(Dataset records)
____________________

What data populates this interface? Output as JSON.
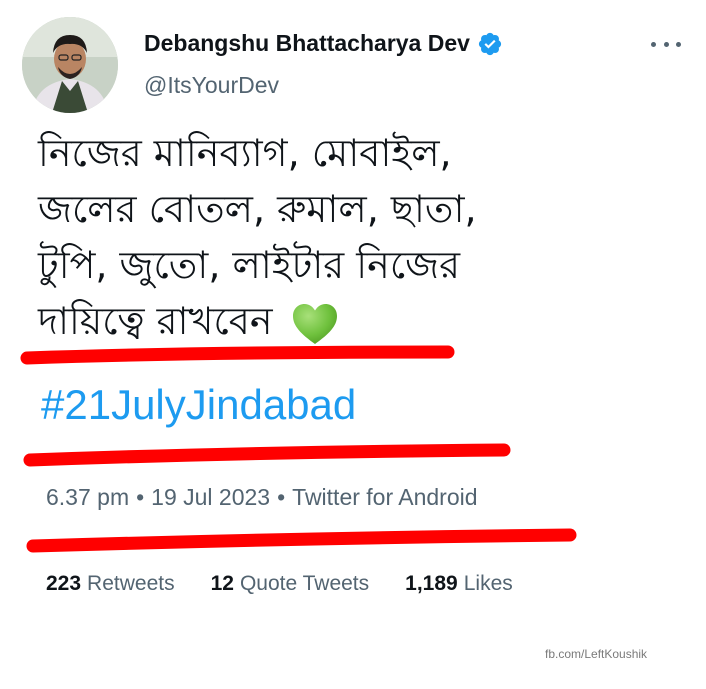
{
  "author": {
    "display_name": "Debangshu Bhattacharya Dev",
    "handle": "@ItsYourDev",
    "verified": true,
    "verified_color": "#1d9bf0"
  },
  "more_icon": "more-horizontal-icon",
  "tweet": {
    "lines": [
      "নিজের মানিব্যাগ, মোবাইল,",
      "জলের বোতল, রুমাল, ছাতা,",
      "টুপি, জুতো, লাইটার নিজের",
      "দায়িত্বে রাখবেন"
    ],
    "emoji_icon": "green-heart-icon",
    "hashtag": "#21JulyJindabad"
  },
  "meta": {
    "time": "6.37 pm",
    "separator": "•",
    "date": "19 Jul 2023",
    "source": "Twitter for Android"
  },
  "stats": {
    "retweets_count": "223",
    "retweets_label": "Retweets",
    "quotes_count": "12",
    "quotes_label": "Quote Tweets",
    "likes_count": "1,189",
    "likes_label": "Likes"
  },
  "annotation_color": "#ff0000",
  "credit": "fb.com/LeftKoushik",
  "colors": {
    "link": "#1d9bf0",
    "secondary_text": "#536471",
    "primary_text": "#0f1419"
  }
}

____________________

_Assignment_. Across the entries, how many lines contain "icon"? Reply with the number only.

_Task response_. 2